  9. ^ a b c d e f g h i j Freeman, Dena (2013). "Pentecostalism in a rural context: dynamics of religion and development in Southwest Ethiopia". PentecoStudies: An Interdisciplinary Journal for Research on the Pentecostal and Charismatic Movements. 12 (2): 231–249. doi:10.1558/ptcs.v12i2.231. ISSN 1871-7691.
  10. ^ Haustin, Jörg (2011). Writing Religious History: The Historiography of Ethiopian Pentecostalism.
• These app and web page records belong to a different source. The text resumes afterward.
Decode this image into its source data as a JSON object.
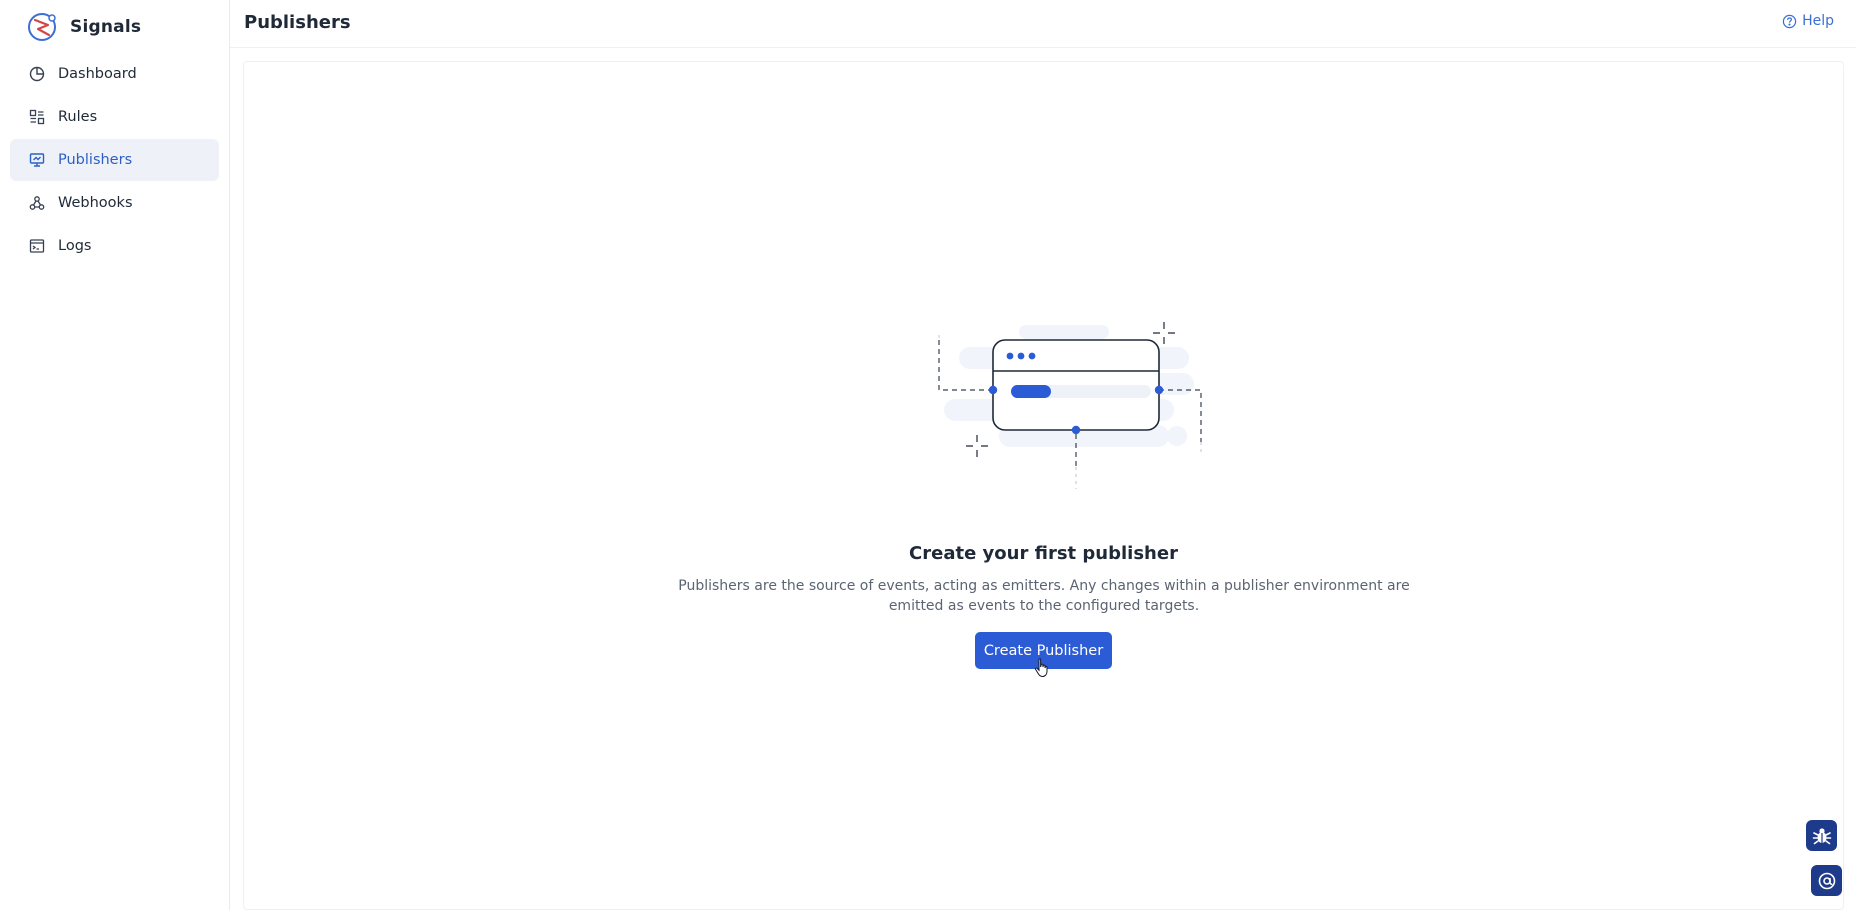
{
  "app": {
    "name": "Signals",
    "logo_icon": "signals-logo-icon"
  },
  "sidebar": {
    "items": [
      {
        "label": "Dashboard",
        "icon": "clock-pie-icon",
        "active": false
      },
      {
        "label": "Rules",
        "icon": "rules-icon",
        "active": false
      },
      {
        "label": "Publishers",
        "icon": "monitor-icon",
        "active": true
      },
      {
        "label": "Webhooks",
        "icon": "webhook-icon",
        "active": false
      },
      {
        "label": "Logs",
        "icon": "terminal-log-icon",
        "active": false
      }
    ]
  },
  "header": {
    "title": "Publishers",
    "help_label": "Help",
    "help_icon": "question-circle-icon"
  },
  "empty_state": {
    "illustration_icon": "publisher-card-illustration",
    "title": "Create your first publisher",
    "description": "Publishers are the source of events, acting as emitters. Any changes within a publisher environment are emitted as events to the configured targets.",
    "button_label": "Create Publisher"
  },
  "floating": {
    "bug_icon": "bug-icon",
    "support_icon": "at-sign-icon"
  },
  "colors": {
    "accent": "#2b5cd6",
    "active_nav_bg": "#eef2f8",
    "active_nav_text": "#2d5fc4",
    "fab_bg": "#1e3a8a"
  }
}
Harrassowitz Verlag. pp. 14–15. ISBN 9783447065283.
  11. ^ a b "Introduction: The Ethiopian Pentecostal Movement – History, Identity and Current Socio-Political Dynamics | Haustein | PentecoStudies: An Interdisciplinary Journal for Research on the Pentecostal and Charismatic Movements". doi:10.1558/ptcs.v12i2.150.
  12. ^ Reed, David (2014). Robeck, Cecil; Yong, Amos (eds.). Then and Now: The Many Faces of Global Oneness Pentecostalism. The Cambridge Companion to Pentecostalism. New York: Cambridge University Press. pp. 62–64. ISBN 9781107007093.
  13. ^ a b c d e f g h i Fantini, Emanuele (2016). "Crafting Ethiopia's Glorious Destiny: Pentecostalism and Economic Transformation under a Developmental State". Archives de sciences sociales des religions. 61 (175): 67–86. ISSN 0335-5985. JSTOR 26356527.
  14. ^ Haustein, Jörg (2011). Writing Religious History: The Historiography of Ethiopian Pentecostalism. Harrassowitz Verlag. p. 17. ISBN 9783447065283.